The second function does the same dot product but while computing the dot product, if the remaining size is more than 16, it calls a function which does the 16 product in one sequence.

cpyquickhelper.numbers.cbenchmark_dot.vector_dot_product16 (arg0, arg1)

vector_dot_product16(arg0: numpy.ndarray[float32], arg1: numpy.ndarray[float32]) -> float

Computes a dot product in C++ with vectors of floats. Goes 16 by 16.

The following use SSE instructions. See documentation on Intel website.

cpyquickhelper.numbers.cbenchmark_dot.vector_dot_product16_sse (arg0, arg1)

vector_dot_product16_sse(arg0: numpy.ndarray[float32], arg1: numpy.ndarray[float32]) -> float

Computes a dot product in C++ with vectors of floats. Goes 16 by 16. Use SSE instructions.

The next one is using AVX instruction with 512 bits.

cpyquickhelper.numbers.cbenchmark_dot.vector_dot_product16_avx512 (arg0, arg1)

vector_dot_product16_avx512(arg0: numpy.ndarray[float32], arg1: numpy.ndarray[float32]) -> float

Computes a dot product in C++ with vectors of floats. Goes 16 by 16. Use SSE instructions because __AVX512F__ is not defined.

The last function is used to measure the time spent in the python binding, it is the same signature as the dot product but does nothing.

cpyquickhelper.numbers.cbenchmark_dot.empty_vector_dot_product (arg0, arg1)

empty_vector_dot_product(arg0: numpy.ndarray[float32], arg1: numpy.ndarray[float32]) -> float

Empty measure to have an idea about the processing due to python binding.

Speed measure

Next functions makes it easier to measure processing time once the module was compiled.

cpyquickhelper.numbers.check_speed (dims = [100000], repeat = 10, number = 50, fLOG = <built-in function print>)

Prints out some information about speed computation of this laptop. See Measures branching in C++ from python to compare.

cpyquickhelper.numbers.measure_time (stmt, context, repeat = 10, number = 50, div_by_number = False)

Measures a statement and returns the results as a dictionary.

Benchmark sum accumulator

The following benchmark measures the differences while computing a sum of a float vector with a double or float accumulator.

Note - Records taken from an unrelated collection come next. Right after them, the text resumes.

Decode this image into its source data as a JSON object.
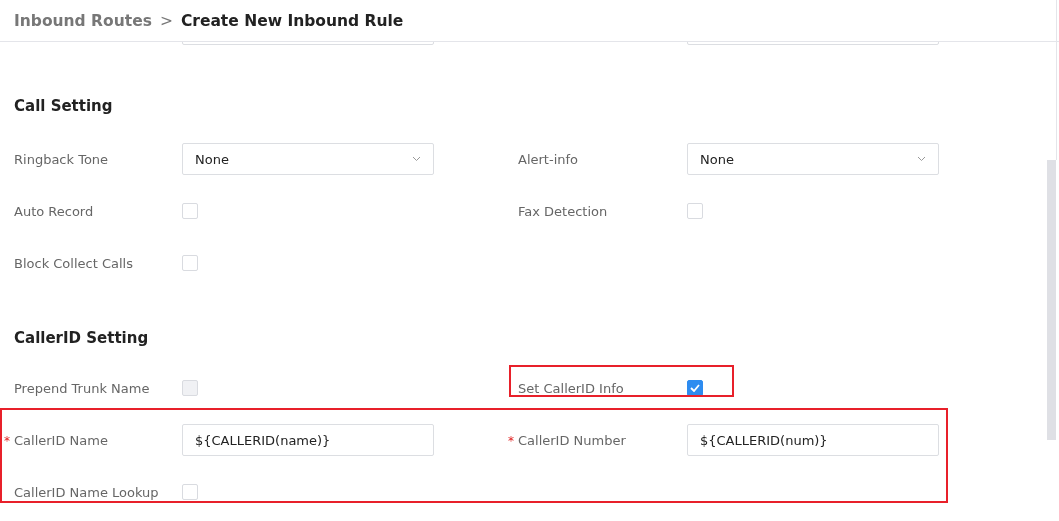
{
  "breadcrumb": {
    "parent": "Inbound Routes",
    "separator": ">",
    "current": "Create New Inbound Rule"
  },
  "clipped_row": {
    "fields": [
      {
        "kind": "text"
      },
      {
        "kind": "text"
      }
    ]
  },
  "sections": [
    {
      "title": "Call Setting",
      "rows": [
        {
          "highlighted": false,
          "fields": [
            {
              "kind": "select",
              "label": "Ringback Tone",
              "value": "None"
            },
            {
              "kind": "select",
              "label": "Alert-info",
              "value": "None"
            }
          ]
        },
        {
          "highlighted": false,
          "fields": [
            {
              "kind": "checkbox",
              "label": "Auto Record",
              "checked": false,
              "disabled": false
            },
            {
              "kind": "checkbox",
              "label": "Fax Detection",
              "checked": false,
              "disabled": false
            }
          ]
        },
        {
          "highlighted": false,
          "fields": [
            {
              "kind": "checkbox",
              "label": "Block Collect Calls",
              "checked": false,
              "disabled": false
            }
          ]
        }
      ]
    },
    {
      "title": "CallerID Setting",
      "rows": [
        {
          "highlighted": false,
          "fields": [
            {
              "kind": "checkbox",
              "label": "Prepend Trunk Name",
              "checked": false,
              "disabled": true
            },
            {
              "kind": "checkbox",
              "label": "Set CallerID Info",
              "checked": true,
              "disabled": false,
              "highlighted": true
            }
          ]
        },
        {
          "highlighted": true,
          "fields": [
            {
              "kind": "text",
              "label": "CallerID Name",
              "required_mark": "*",
              "value": "${CALLERID(name)}"
            },
            {
              "kind": "text",
              "label": "CallerID Number",
              "required_mark": "*",
              "value": "${CALLERID(num)}"
            }
          ]
        },
        {
          "highlighted": true,
          "fields": [
            {
              "kind": "checkbox",
              "label": "CallerID Name Lookup",
              "checked": false,
              "disabled": false
            }
          ]
        }
      ]
    }
  ]
}
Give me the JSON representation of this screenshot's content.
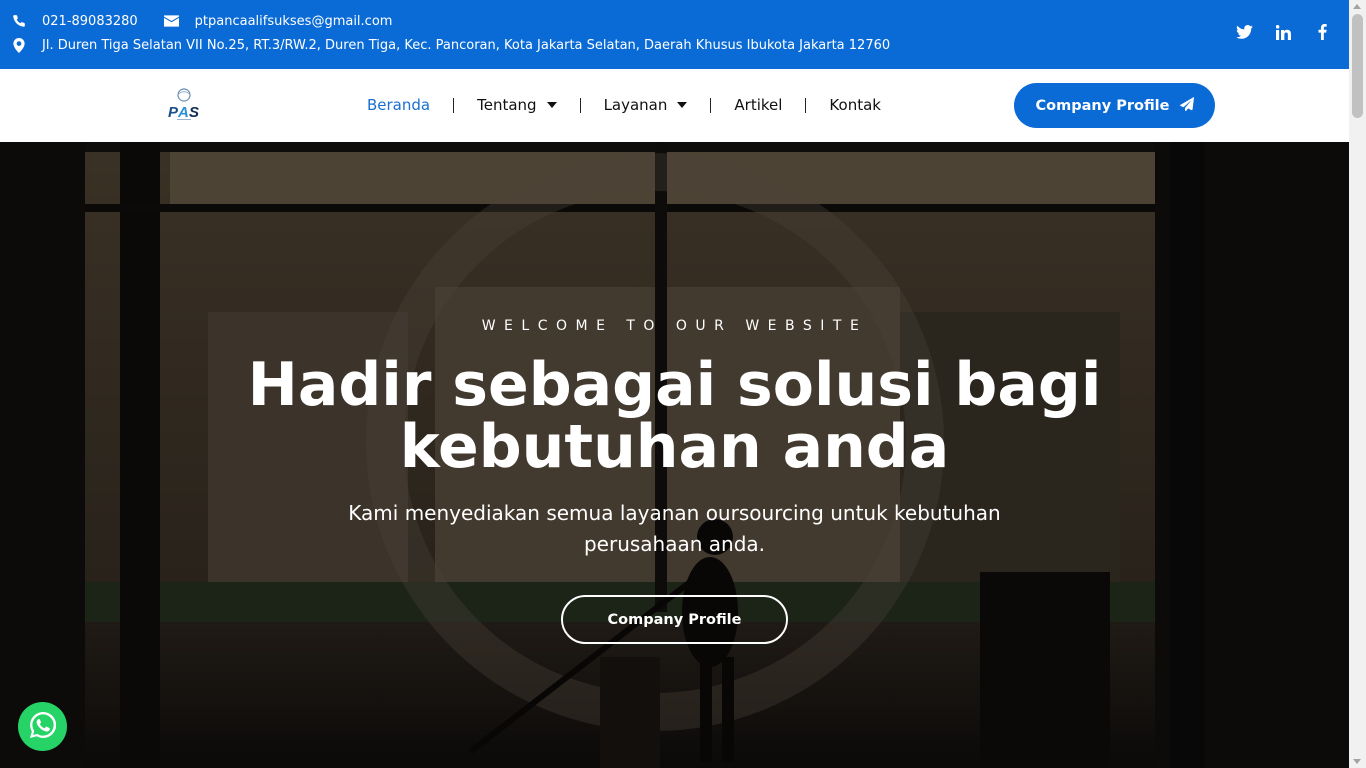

The two following functions implements the sum in C++.

cpyquickhelper.numbers.cbenchmark_sum_type.vector_float_sum (arg0)

vector_float_sum(arg0: numpy.ndarray[float32]) -> float

Computes a sum in C++ with vectors of floats and a float accumulator.

cpyquickhelper.numbers.cbenchmark_sum_type.vector_double_sum (arg0)

vector_double_sum(arg0: numpy.ndarray[float32]) -> float

Computes a sum in C++ with vectors of floats and a double accumulator.

The two next functions runs the benchmark in C, the measures does not include the python binding.

cpyquickhelper.numbers.cbenchmark_sum_type.measure_scenario_Float (values, repeat = 100, number = 10, verbose = False)

measure_scenario_Float(values: List[float], repeat: int=100, number: int=10, verbose: bool=False) -> ExecutionStat

Measure C++ implementation. Sum all elements with a float accumulator.

cpyquickhelper.numbers.cbenchmark_sum_type.measure_scenario_Double (values, repeat = 100, number = 10, verbose = False)

measure_scenario_Double(values: List[float], repeat: int=100, number: int=10, verbose: bool=False) -> ExecutionStat

Measure C++ implementation. Sum all elements with a double accumulator.